I'm 42, diagnosed six months ago (although I suspected it for over two decades). Started at a low dosage of Vyvanse, up to 70mg now, and it's work wonders for me. I'm able to stay focused, and for me that means minimal daydreaming during meetings, if my mind wanders while I do work, I'm able to reign it back in, and I'm able to finish what I start.
Do keep in mind that while the medication helps "turn down the volume" around you, you still need to develop good habits and be organized. I recommend checking out the following book. While it contains some standard ADHD advice, it does contain some very valuable information that could potentially help you.
Read several books on organizing for ADHD. When I was diagnosed, I read Organizing Solutions for People with ADHD and ADD Friendly Ways to Organize Your Life. Out of all the organizing books I've read my whole life to deal with my brain (and I've read ton because I REALLY hated people criticizing me for my messiness and carelessness), the readability and the solutions are tailored to the ADHD brain. I hope these help you get some good ideas!
There's no right way to organize something. If you implement a system and things get disorganized sometime after, it's a failed system, not a personal failure on your part.
May I suggest this book?
It was a huge help for me, and laid out in a way that it's easy to read and easy to reference. The gist of it is that you recognize what works for you and your family, and then adapt the systems to your needs.
[Edited for grammar. Of course!]
This is the book I was talking about:
He should go to a psychiatrist to get properly diagnosed. There's a huge risk of abusing these drugs. If he goes in there and requests adderall right off the bat, the doctor may not want to prescribe them.
As with any mood disorder it's good to have a combination of talking therapy and drug therapy. There are ways to manage ADD without solely relying on the drugs.
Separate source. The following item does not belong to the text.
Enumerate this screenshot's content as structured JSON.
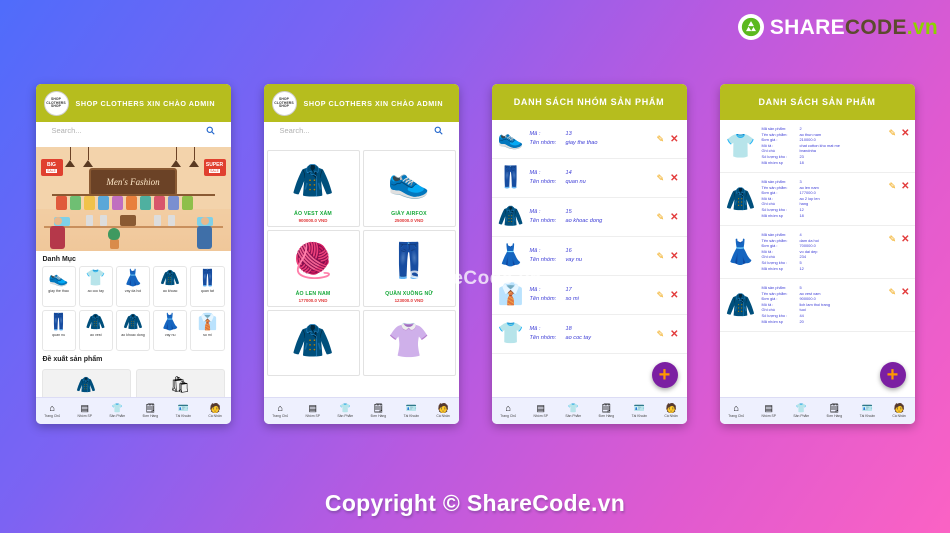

Here's a book my doctors recommended:
You should read it too as it offers advice on how to help/understand people with ADD.